Aim of the exercise. Go through the records and report each line in which the word "ffffff" occurs.

Excerpted data.
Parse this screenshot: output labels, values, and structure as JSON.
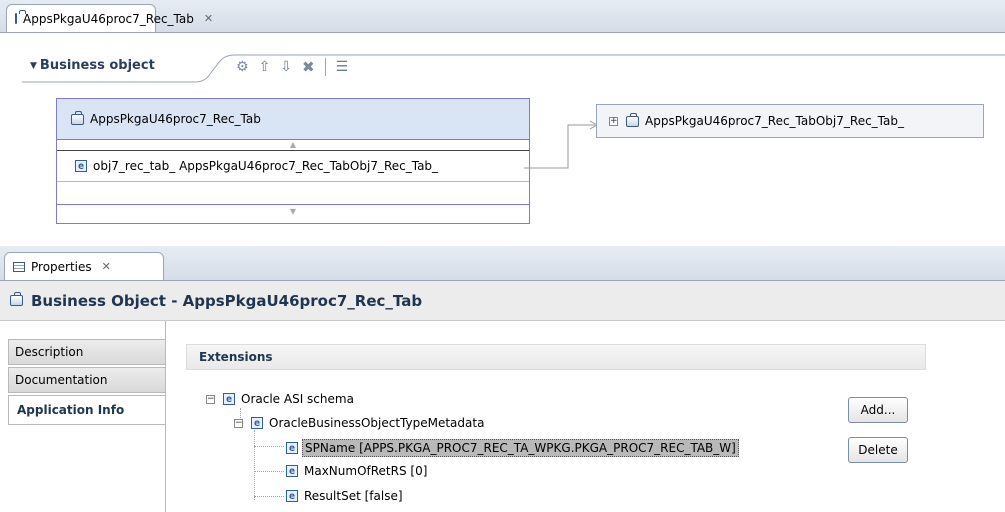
{
  "editor": {
    "tab_title": "AppsPkgaU46proc7_Rec_Tab",
    "section_label": "Business object",
    "main_node": {
      "title": "AppsPkgaU46proc7_Rec_Tab",
      "field_label": "obj7_rec_tab_ AppsPkgaU46proc7_Rec_TabObj7_Rec_Tab_"
    },
    "linked_node": {
      "title": "AppsPkgaU46proc7_Rec_TabObj7_Rec_Tab_"
    }
  },
  "properties": {
    "tab_title": "Properties",
    "header_title": "Business Object - AppsPkgaU46proc7_Rec_Tab",
    "side_tabs": [
      {
        "label": "Description"
      },
      {
        "label": "Documentation"
      },
      {
        "label": "Application Info"
      }
    ],
    "section_title": "Extensions",
    "tree": {
      "root": "Oracle ASI schema",
      "child": "OracleBusinessObjectTypeMetadata",
      "leaves": [
        {
          "label": "SPName [APPS.PKGA_PROC7_REC_TA_WPKG.PKGA_PROC7_REC_TAB_W]"
        },
        {
          "label": "MaxNumOfRetRS [0]"
        },
        {
          "label": "ResultSet [false]"
        }
      ]
    },
    "add_label": "Add...",
    "delete_label": "Delete"
  },
  "colors": {
    "selected_tab": "#ffffff",
    "node_header": "#d9e4f5",
    "selected_field": "#b9b9b9",
    "accent": "#2f5d9f"
  }
}
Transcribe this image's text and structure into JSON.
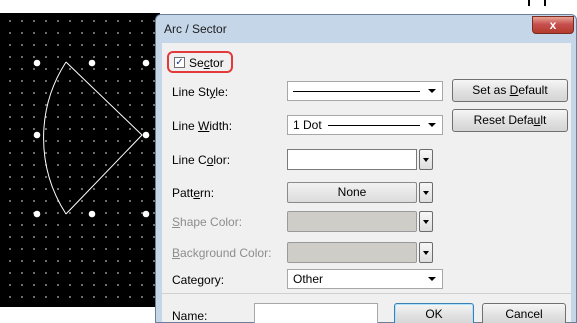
{
  "dialog": {
    "title": "Arc / Sector",
    "close_glyph": "x"
  },
  "sector": {
    "label_pre": "Se",
    "label_u": "c",
    "label_post": "tor",
    "checked": true,
    "check_glyph": "✓"
  },
  "fields": {
    "line_style": {
      "pre": "Line St",
      "u": "y",
      "post": "le:"
    },
    "line_width": {
      "pre": "Line ",
      "u": "W",
      "post": "idth:",
      "value": "1 Dot"
    },
    "line_color": {
      "pre": "Line C",
      "u": "o",
      "post": "lor:"
    },
    "pattern": {
      "pre": "Patt",
      "u": "e",
      "post": "rn:",
      "value": "None"
    },
    "shape_color": {
      "pre": "",
      "u": "S",
      "post": "hape Color:"
    },
    "background_color": {
      "pre": "",
      "u": "B",
      "post": "ackground Color:"
    },
    "category": {
      "pre": "Cate",
      "u": "g",
      "post": "ory:",
      "value": "Other"
    },
    "name": {
      "label": "Name:",
      "value": ""
    }
  },
  "buttons": {
    "set_default": {
      "pre": "Set as ",
      "u": "D",
      "post": "efault"
    },
    "reset_default": {
      "pre": "Reset Defa",
      "u": "u",
      "post": "lt"
    },
    "ok": "OK",
    "cancel": "Cancel"
  },
  "colors": {
    "canvas": "#000000",
    "shape_stroke": "#ffffff",
    "highlight": "#e23a3a",
    "dialog_frame": "#c6d6e9"
  }
}
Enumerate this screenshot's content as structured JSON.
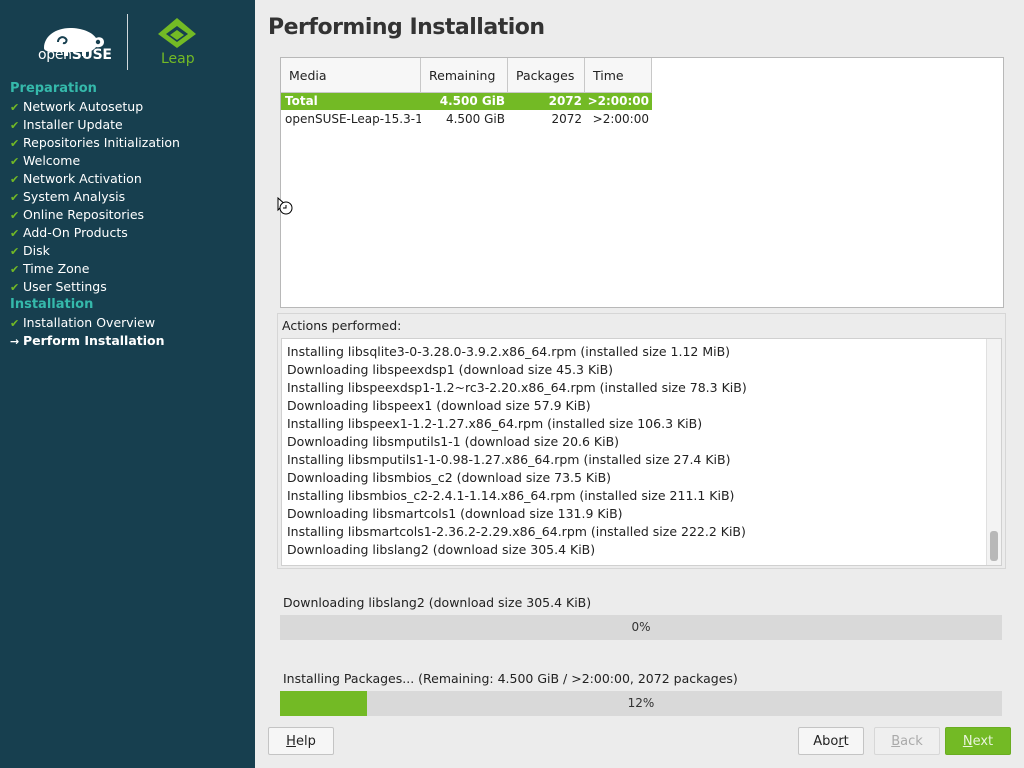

Task output.
    "selected_tab": "#ffffff",
    "shape_stroke": "#ffffff",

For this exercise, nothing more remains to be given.